In a live-streamed talk for this year’s SIGGRAPH computer graphics conference, magician Marco Tempest demonstrated a flock of drones that responded to his spoken and gestured commands, forming a ring around him and even following his orders to insert themselves into a box.
Tempest, the head of New York’s Magic Lab and a magician who frequently works with digital technology, might be an illusionist, but the drones were completely real. The illusion was in their behavior, he revealed: The drones were preprogrammed to follow coded routes, guided in part by lines on a carpet below Tempest, and didn’t pay any attention to what Tempest was doing. Their seeming obedience and collaboration was just the result of each device’s individual program.
“You could say it’s the illusion of interactivity you’re experiencing when you’re watching my drones,” Tempest, who has been a director’s fellow at the MIT Media Lab and taught a course there on using magic as technology design inspiration, told the streaming audience for the talk at the Association for Computing Machinery’s well-known graphics conference. “They would do everything they do without me even being there.”
The demonstration was more than just a clever trick: It’s an example of how techniques from magic, which Tempest says blends elements of technology and psychology, can be used to see how people react to the potential machines of tomorrow.
“New technologies tend to be magical when we first see them,” said Tempest, in a talk that used augmented reality to place Tempest on a virtual stage. As he spoke, quotes appeared on screen animated with voiceovers, in a style reminiscent of a Ken Burns documentary, from past visionaries including Alice in Wonderland author Lewis Carroll and celebrated magician Jean-Eugène Robert-Houdin.
Obedient drone swarms aren’t on the market yet, but by simulating them, it’s possible to see how people react to and think about the various forms they could take. In general, Tempest said, it’s important to seek advice early on from a wide variety of people in crafting user experiences—a term he associated with his illusions as much as with app building.
“When you’re developing anything, I think it’s important to listen, and not just to the loudest voices but to the quietest whispers,” he said.
Tempest, who has made magic using cellphone cameras and frequently gives talks at tech companies, also spoke of the importance of collaboration with outside experts in building anything, whether it’s magical, artistic, or technological. He maintains an “open door policy” at the Magic Lab, working with people from a variety of disciplines and taking ideas and inspirations from the open-source community, he said. The goal should be to flexibly learn what each participant is able to contribute rather than rely on one person’s expertise to solve a particular problem. “You could come out the other end with new skills for yourself and something you’re not the only one to be proud of,” he said.

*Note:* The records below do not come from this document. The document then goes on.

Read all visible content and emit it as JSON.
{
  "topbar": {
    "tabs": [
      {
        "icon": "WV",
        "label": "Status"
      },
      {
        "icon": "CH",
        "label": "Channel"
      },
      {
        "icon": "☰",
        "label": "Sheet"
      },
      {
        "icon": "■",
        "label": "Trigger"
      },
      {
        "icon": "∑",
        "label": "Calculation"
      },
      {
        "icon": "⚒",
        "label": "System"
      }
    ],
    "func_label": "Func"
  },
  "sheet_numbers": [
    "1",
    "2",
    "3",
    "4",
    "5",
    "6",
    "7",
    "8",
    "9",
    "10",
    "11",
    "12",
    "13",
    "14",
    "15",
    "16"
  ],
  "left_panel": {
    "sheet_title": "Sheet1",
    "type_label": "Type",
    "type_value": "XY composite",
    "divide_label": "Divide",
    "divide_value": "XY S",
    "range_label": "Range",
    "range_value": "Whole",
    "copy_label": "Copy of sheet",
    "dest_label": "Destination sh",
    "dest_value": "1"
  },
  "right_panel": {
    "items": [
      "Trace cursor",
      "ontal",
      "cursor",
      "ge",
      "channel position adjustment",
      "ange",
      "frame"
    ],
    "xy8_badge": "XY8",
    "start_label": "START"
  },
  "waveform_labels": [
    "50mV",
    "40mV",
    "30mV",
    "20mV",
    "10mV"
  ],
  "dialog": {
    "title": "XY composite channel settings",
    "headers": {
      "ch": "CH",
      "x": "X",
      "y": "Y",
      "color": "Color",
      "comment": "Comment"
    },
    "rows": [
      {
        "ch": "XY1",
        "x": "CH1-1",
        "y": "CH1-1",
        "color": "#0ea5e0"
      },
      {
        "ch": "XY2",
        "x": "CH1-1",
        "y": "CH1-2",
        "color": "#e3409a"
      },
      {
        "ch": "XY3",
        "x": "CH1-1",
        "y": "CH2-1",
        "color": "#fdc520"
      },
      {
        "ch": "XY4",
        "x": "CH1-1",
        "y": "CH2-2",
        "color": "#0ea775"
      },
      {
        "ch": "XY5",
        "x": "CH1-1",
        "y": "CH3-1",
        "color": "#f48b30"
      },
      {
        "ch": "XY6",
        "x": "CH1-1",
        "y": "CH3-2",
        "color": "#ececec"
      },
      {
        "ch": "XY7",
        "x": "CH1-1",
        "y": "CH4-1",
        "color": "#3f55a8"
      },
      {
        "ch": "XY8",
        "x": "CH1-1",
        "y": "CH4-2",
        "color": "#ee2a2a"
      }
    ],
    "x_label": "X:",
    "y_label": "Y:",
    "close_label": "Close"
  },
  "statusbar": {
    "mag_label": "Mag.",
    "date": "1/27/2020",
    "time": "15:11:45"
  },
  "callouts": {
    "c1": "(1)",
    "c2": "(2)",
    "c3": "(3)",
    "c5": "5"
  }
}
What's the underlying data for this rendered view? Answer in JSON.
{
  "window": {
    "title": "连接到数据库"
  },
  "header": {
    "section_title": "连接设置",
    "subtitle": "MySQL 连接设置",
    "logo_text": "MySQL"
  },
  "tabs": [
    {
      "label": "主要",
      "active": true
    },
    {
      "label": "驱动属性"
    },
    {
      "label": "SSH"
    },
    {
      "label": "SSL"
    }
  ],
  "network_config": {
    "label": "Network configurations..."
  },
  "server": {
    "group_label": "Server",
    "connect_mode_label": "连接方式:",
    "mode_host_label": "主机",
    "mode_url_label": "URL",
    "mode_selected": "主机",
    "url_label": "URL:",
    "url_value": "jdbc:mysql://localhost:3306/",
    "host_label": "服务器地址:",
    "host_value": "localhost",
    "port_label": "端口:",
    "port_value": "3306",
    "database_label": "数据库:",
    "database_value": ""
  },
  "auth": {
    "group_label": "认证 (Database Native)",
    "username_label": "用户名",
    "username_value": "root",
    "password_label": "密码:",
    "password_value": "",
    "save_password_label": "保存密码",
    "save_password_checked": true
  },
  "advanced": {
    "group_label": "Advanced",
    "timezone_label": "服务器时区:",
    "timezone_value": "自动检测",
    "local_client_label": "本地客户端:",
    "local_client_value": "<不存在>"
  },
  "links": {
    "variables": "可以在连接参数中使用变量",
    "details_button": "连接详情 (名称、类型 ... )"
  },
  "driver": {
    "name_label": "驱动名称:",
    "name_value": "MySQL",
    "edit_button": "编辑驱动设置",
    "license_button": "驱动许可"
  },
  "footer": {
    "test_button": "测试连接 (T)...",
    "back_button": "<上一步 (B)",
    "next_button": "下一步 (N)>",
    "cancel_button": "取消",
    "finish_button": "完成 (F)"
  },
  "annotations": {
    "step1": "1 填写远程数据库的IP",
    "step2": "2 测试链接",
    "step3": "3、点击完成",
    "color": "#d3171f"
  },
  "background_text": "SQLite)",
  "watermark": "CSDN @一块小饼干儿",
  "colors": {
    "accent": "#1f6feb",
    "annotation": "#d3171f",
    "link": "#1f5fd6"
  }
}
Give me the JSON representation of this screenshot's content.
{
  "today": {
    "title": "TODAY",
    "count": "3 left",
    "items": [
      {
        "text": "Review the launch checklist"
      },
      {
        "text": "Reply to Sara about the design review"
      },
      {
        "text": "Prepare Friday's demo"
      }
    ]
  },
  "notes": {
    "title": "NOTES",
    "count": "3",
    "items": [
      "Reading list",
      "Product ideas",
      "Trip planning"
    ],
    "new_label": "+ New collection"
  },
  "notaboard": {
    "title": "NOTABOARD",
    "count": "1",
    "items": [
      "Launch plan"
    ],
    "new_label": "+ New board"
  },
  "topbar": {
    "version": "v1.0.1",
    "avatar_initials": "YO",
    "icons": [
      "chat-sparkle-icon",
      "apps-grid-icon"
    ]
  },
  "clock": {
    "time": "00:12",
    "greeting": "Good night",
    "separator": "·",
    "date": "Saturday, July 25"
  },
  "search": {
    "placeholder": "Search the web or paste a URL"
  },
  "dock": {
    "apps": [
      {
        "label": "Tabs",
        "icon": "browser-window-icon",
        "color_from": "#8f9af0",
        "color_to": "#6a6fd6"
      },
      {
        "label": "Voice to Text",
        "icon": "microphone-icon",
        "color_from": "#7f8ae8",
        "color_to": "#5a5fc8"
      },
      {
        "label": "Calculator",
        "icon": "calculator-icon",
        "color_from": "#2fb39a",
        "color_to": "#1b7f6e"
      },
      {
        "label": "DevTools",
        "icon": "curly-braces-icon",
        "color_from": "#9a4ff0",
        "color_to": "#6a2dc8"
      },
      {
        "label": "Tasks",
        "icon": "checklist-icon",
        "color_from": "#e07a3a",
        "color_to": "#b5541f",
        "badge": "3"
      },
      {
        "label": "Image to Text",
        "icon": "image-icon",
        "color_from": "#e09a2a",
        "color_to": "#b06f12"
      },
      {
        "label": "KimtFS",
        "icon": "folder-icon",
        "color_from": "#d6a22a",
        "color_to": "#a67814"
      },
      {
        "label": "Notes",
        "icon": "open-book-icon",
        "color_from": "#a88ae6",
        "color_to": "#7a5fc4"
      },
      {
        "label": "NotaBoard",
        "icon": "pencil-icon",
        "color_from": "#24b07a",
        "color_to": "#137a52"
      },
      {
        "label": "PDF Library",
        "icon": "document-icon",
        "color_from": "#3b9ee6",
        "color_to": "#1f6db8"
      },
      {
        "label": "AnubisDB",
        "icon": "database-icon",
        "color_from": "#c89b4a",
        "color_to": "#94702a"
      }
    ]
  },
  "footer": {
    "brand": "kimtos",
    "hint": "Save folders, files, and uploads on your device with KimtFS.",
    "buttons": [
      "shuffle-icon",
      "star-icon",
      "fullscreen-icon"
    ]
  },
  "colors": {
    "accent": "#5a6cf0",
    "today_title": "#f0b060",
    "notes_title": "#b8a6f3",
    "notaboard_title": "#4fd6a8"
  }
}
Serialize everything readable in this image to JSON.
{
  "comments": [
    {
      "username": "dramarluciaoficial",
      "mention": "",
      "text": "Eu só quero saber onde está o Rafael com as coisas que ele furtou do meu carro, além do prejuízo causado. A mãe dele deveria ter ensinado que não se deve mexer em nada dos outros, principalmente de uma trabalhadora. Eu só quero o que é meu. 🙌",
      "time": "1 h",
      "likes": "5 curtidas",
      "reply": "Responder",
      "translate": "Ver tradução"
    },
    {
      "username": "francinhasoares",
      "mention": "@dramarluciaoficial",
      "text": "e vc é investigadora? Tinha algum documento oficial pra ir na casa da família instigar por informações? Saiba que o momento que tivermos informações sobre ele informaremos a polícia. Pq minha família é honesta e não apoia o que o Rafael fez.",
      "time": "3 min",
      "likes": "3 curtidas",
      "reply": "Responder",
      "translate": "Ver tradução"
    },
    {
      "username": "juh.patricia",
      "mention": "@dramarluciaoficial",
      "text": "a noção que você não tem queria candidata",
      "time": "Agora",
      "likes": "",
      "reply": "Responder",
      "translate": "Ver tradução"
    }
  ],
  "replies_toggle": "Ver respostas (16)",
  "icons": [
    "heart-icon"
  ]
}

Magicians, like those in other fields, are learning new ways to collaborate and share ideas with one another during the pandemic, he said. Some are adding videoconferencing to their practices, along with concepts like “magic boxes” that they mail to audiences. These boxes are to be opened at a particular time to demonstrate a trick. The overall concept, though, remains the same for magicians and those in other disciplines, including technology: telling a coherent story, an activity as old as humanity itself.
“I don’t think magic will ever disappear,” he said. “No matter how much technology, human beings stay the same—they always want magic.”